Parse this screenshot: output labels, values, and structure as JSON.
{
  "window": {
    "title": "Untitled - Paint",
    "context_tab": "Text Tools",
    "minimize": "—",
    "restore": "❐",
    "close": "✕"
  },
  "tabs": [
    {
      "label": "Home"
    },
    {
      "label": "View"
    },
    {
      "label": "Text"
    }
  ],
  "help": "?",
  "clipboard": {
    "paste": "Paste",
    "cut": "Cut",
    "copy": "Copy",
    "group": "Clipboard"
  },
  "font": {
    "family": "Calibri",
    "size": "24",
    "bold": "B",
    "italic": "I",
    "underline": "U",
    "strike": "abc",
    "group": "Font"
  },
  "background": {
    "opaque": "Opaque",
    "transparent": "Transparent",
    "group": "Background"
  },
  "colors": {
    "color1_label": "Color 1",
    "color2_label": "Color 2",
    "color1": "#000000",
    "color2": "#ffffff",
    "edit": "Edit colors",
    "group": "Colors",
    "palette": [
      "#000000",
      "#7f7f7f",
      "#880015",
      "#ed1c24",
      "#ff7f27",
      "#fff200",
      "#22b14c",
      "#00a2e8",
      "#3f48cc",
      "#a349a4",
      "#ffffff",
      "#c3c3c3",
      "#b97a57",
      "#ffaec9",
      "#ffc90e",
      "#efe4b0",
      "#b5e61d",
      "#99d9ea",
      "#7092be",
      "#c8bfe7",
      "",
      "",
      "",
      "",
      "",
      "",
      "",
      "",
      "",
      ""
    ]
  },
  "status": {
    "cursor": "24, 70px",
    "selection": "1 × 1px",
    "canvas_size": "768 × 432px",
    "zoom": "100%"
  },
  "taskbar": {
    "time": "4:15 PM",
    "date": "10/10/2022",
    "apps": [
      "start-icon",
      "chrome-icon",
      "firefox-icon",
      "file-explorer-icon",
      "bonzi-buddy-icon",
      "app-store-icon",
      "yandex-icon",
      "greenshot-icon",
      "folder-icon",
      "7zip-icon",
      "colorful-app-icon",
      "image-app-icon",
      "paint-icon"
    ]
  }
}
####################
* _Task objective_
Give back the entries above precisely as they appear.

* _Written answer_
Parse this screenshot: output labels, values, and structure as JSON.
{
  "window": {
    "title": "Untitled - Paint",
    "context_tab": "Text Tools",
    "minimize": "—",
    "restore": "❐",
    "close": "✕"
  },
  "tabs": [
    {
      "label": "Home"
    },
    {
      "label": "View"
    },
    {
      "label": "Text"
    }
  ],
  "help": "?",
  "clipboard": {
    "paste": "Paste",
    "cut": "Cut",
    "copy": "Copy",
    "group": "Clipboard"
  },
  "font": {
    "family": "Calibri",
    "size": "24",
    "bold": "B",
    "italic": "I",
    "underline": "U",
    "strike": "abc",
    "group": "Font"
  },
  "background": {
    "opaque": "Opaque",
    "transparent": "Transparent",
    "group": "Background"
  },
  "colors": {
    "color1_label": "Color 1",
    "color2_label": "Color 2",
    "color1": "#000000",
    "color2": "#ffffff",
    "edit": "Edit colors",
    "group": "Colors",
    "palette": [
      "#000000",
      "#7f7f7f",
      "#880015",
      "#ed1c24",
      "#ff7f27",
      "#fff200",
      "#22b14c",
      "#00a2e8",
      "#3f48cc",
      "#a349a4",
      "#ffffff",
      "#c3c3c3",
      "#b97a57",
      "#ffaec9",
      "#ffc90e",
      "#efe4b0",
      "#b5e61d",
      "#99d9ea",
      "#7092be",
      "#c8bfe7",
      "",
      "",
      "",
      "",
      "",
      "",
      "",
      "",
      "",
      ""
    ]
  },
  "status": {
    "cursor": "24, 70px",
    "selection": "1 × 1px",
    "canvas_size": "768 × 432px",
    "zoom": "100%"
  },
  "taskbar": {
    "time": "4:15 PM",
    "date": "10/10/2022",
    "apps": [
      "start-icon",
      "chrome-icon",
      "firefox-icon",
      "file-explorer-icon",
      "bonzi-buddy-icon",
      "app-store-icon",
      "yandex-icon",
      "greenshot-icon",
      "folder-icon",
      "7zip-icon",
      "colorful-app-icon",
      "image-app-icon",
      "paint-icon"
    ]
  }
}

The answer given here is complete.